§ **EXERCISE**:
Tally every line below where "segment" appears, then report the total alone.

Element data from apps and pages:
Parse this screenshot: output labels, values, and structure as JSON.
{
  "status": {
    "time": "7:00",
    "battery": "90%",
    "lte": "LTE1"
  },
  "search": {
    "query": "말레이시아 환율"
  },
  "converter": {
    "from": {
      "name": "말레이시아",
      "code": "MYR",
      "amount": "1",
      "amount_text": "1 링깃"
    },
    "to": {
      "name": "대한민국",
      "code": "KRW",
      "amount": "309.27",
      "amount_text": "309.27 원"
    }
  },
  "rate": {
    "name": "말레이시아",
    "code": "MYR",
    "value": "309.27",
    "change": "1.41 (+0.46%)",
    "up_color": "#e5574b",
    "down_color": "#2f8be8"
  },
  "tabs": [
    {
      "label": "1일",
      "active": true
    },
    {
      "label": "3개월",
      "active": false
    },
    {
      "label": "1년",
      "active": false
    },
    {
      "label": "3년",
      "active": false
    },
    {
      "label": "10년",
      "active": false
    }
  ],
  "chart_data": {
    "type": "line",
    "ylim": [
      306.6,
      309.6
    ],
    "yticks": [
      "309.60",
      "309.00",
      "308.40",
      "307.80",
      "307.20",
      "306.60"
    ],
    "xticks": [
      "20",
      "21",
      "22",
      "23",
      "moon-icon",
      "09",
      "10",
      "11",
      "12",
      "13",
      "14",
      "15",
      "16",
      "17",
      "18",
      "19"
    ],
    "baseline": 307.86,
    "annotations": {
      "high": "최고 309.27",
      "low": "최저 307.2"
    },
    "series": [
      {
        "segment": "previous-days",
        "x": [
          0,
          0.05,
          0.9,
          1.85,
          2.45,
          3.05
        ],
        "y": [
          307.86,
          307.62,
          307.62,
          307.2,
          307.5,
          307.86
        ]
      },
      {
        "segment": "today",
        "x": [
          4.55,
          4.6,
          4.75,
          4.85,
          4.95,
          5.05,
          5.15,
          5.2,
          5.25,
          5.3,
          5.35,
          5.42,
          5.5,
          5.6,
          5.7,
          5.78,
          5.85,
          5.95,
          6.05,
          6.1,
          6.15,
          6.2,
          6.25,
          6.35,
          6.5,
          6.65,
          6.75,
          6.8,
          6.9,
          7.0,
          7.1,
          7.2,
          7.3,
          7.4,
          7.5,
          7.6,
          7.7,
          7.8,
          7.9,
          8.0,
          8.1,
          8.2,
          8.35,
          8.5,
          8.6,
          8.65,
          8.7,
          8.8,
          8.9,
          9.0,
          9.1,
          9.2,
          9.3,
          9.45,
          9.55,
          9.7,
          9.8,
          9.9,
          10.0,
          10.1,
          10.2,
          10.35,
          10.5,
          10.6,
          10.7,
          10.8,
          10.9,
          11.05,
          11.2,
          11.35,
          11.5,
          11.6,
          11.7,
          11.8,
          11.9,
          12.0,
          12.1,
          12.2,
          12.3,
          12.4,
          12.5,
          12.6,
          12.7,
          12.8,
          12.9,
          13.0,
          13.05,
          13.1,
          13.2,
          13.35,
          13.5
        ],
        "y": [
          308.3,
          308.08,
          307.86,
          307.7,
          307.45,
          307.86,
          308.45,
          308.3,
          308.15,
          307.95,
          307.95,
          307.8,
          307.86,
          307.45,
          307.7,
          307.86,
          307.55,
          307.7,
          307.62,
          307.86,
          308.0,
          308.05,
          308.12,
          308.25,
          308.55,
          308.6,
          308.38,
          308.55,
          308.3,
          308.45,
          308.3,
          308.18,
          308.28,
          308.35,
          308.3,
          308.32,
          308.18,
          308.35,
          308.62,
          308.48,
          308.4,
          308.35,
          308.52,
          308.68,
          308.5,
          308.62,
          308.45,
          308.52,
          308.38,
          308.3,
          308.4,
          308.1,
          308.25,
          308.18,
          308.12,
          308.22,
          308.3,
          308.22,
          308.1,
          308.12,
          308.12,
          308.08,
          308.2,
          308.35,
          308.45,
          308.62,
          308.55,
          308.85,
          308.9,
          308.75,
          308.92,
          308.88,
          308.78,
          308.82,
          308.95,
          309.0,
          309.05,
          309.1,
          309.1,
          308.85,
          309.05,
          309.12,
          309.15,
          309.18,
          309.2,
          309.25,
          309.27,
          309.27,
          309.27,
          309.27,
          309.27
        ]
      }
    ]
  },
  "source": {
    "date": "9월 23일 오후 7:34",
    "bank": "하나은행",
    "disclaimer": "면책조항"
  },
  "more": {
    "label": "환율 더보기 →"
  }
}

§ **ANSWER BELOW**:
2